[Dataset rows for apps and sites]
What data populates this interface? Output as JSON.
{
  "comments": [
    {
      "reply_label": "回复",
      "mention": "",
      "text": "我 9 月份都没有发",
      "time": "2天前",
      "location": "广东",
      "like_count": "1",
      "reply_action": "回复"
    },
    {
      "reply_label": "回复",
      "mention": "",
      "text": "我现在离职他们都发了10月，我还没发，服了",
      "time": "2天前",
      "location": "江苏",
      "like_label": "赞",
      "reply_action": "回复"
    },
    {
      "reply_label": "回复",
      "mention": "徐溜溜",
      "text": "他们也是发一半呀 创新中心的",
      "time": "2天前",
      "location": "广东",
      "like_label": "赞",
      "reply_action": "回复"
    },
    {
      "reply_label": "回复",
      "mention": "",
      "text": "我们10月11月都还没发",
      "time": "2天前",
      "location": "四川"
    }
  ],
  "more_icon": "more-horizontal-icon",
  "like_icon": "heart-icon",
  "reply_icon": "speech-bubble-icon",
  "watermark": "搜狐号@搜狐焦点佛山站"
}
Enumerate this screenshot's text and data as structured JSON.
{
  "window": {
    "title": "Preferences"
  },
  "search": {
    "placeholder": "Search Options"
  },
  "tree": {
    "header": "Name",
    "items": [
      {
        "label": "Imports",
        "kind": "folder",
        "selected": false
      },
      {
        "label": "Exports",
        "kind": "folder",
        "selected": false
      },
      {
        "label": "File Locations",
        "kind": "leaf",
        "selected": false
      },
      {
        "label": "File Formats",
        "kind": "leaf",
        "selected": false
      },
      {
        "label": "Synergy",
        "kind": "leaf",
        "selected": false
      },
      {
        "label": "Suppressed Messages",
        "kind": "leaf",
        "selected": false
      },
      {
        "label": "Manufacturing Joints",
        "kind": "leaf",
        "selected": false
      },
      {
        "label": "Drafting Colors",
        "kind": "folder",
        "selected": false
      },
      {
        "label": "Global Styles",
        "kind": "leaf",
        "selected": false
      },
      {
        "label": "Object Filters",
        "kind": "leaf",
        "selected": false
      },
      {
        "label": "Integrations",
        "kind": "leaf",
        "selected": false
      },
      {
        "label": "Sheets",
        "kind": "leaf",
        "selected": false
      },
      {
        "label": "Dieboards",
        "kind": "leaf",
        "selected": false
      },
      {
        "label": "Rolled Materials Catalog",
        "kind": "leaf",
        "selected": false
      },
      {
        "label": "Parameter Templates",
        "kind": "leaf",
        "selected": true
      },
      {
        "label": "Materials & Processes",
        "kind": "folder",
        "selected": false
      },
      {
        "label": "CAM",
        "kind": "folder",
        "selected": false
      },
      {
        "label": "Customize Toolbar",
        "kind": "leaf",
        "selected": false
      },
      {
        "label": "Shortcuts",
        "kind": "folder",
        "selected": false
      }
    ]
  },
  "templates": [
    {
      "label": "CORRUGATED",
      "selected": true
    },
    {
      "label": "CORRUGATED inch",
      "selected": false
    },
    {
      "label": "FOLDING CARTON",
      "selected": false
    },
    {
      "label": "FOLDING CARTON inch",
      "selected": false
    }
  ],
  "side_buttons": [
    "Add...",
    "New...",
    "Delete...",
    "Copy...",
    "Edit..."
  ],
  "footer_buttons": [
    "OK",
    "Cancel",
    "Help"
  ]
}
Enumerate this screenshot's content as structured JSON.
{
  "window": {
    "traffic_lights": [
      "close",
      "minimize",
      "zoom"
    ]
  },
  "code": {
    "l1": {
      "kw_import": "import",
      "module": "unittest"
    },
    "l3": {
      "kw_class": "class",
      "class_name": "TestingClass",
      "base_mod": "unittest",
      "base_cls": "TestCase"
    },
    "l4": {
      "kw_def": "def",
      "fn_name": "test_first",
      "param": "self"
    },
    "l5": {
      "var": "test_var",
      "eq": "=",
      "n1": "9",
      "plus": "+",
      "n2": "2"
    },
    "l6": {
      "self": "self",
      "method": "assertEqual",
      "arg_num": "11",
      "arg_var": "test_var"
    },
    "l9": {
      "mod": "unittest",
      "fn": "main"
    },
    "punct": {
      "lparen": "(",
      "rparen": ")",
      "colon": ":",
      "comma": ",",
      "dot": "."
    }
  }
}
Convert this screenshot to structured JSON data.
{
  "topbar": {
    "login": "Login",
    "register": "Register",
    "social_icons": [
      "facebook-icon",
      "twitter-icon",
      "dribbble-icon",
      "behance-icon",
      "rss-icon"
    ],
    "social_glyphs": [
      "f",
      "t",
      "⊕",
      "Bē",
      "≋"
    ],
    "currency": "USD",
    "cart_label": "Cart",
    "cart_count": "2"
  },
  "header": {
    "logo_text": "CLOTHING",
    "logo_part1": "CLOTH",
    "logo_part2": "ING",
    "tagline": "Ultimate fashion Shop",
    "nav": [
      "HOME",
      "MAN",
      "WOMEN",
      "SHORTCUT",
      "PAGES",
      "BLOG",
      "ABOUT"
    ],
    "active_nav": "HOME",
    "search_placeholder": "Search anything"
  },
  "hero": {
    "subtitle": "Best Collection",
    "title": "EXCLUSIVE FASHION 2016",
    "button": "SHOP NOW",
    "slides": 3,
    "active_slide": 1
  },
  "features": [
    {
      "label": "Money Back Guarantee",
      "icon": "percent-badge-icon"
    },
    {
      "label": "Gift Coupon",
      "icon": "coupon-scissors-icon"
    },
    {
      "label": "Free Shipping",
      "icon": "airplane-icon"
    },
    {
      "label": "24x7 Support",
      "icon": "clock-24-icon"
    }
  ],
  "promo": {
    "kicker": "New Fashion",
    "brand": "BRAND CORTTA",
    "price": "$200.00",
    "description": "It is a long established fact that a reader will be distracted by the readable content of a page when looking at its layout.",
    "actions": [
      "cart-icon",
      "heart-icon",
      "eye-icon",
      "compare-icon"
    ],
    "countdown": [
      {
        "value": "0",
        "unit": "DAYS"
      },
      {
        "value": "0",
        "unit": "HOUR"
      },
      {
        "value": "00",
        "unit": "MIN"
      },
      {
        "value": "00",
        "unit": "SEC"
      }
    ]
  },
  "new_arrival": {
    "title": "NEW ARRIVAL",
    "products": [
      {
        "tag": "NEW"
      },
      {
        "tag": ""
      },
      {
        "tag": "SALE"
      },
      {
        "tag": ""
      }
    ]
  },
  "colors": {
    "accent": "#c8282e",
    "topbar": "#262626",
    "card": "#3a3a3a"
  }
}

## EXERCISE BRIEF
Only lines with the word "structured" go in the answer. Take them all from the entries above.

## OUTPUT OF THE EXERCISE
Enumerate this screenshot's text and data as structured JSON.
Enumerate this screenshot's content as structured JSON.
Convert this screenshot to structured JSON data.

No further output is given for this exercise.